In these situation you've got 2 choices.
1) You could launch your site on your new hosting without a secure certificate and as soon as it's launched and therefore running on it's correct domain, set up the SSL. In theory this should only be a few minutes but in those few minutes Google may tell your visitors that your site isn't secure. If you don't get much traffic then this probably really isn't a big deal as it's quite possible no one will even see the Google warning in those few minutes. But if you get a lot of traffic, then you might not like this approach as you don't want to give your visitors a bad impression, even if it is only briefly.
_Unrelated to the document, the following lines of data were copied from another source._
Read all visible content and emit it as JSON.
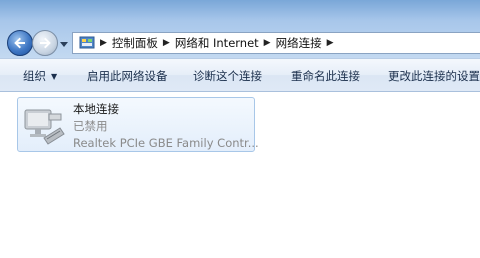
{
  "nav": {
    "back_icon": "back-arrow-icon",
    "forward_icon": "forward-arrow-icon",
    "history_icon": "chevron-down-icon"
  },
  "address": {
    "icon": "control-panel-icon",
    "crumbs": [
      "控制面板",
      "网络和 Internet",
      "网络连接"
    ]
  },
  "toolbar": {
    "organize_label": "组织",
    "enable_label": "启用此网络设备",
    "diagnose_label": "诊断这个连接",
    "rename_label": "重命名此连接",
    "settings_label": "更改此连接的设置"
  },
  "connections": [
    {
      "name": "本地连接",
      "status": "已禁用",
      "device": "Realtek PCIe GBE Family Contr...",
      "icon": "network-adapter-disabled-icon"
    }
  ]
}
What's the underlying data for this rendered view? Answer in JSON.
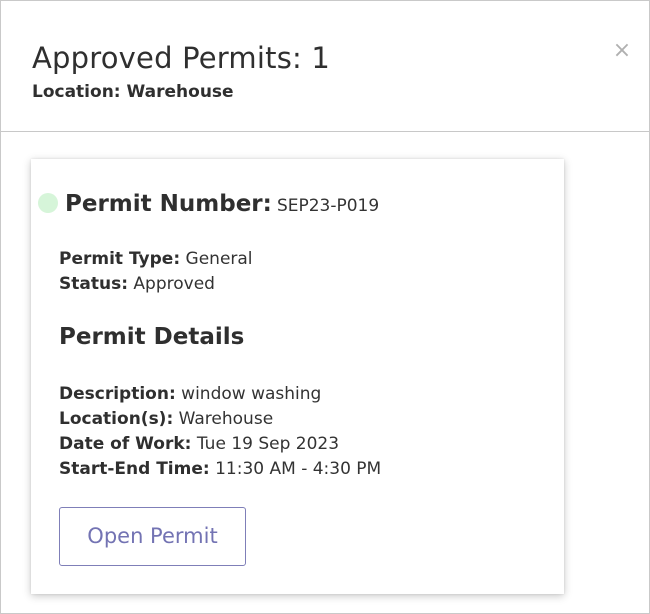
{
  "modal": {
    "title": "Approved Permits: 1",
    "subtitle": "Location: Warehouse",
    "close_label": "×"
  },
  "permit": {
    "number_label": "Permit Number:",
    "number_value": "SEP23-P019",
    "status_dot_color": "#d6f5d9",
    "type_label": "Permit Type:",
    "type_value": "General",
    "status_label": "Status:",
    "status_value": "Approved",
    "details_heading": "Permit Details",
    "description_label": "Description:",
    "description_value": "window washing",
    "locations_label": "Location(s):",
    "locations_value": "Warehouse",
    "date_label": "Date of Work:",
    "date_value": "Tue 19 Sep 2023",
    "time_label": "Start-End Time:",
    "time_value": "11:30 AM - 4:30 PM",
    "open_button_label": "Open Permit"
  },
  "colors": {
    "button_accent": "#7373b3",
    "status_approved": "#d6f5d9"
  }
}
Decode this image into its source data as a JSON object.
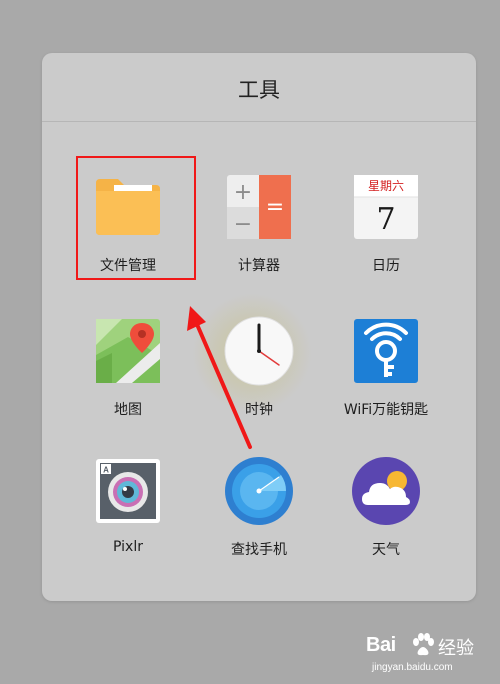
{
  "folder": {
    "title": "工具"
  },
  "apps": [
    {
      "label": "文件管理",
      "icon": "folder-icon"
    },
    {
      "label": "计算器",
      "icon": "calculator-icon",
      "glyph_plus": "+",
      "glyph_minus": "−",
      "glyph_equals": "="
    },
    {
      "label": "日历",
      "icon": "calendar-icon",
      "weekday": "星期六",
      "day": "7"
    },
    {
      "label": "地图",
      "icon": "map-icon"
    },
    {
      "label": "时钟",
      "icon": "clock-icon"
    },
    {
      "label": "WiFi万能钥匙",
      "icon": "wifi-key-icon"
    },
    {
      "label": "Pixlr",
      "icon": "camera-lens-icon"
    },
    {
      "label": "查找手机",
      "icon": "radar-icon"
    },
    {
      "label": "天气",
      "icon": "weather-icon"
    }
  ],
  "annotation": {
    "highlight_color": "#f01818"
  },
  "watermark": {
    "brand": "Bai",
    "brand_cn": "经验",
    "url": "jingyan.baidu.com"
  }
}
2) So instead you could buy and set up a SSL certificate that isn't from Let's Encrypt. This is the way we always had to do it before Let's Encrypt existed. These cost from around £30 to hundreds of pounds depending on the level of security you want, and can take a bit of setting up from your developer if they need to install it for you on the server and make it actually "work". For a big busy website, these costs are quite minimal in the grand scheme of things and it's an import step towards a smooth re-launch or server move. But for smaller sites, it's an unnceccessary expense. Of course if you do opt for this approach, you could just buy the cheapest certificate available and switch to Let's Encrypt once your site is live so you don't have annual certificate costs.
So there you go - just something to be aware of in advance of your re-launch and something to discuss with your web developer / client so you have a smooth plan in place that everyone is happy with.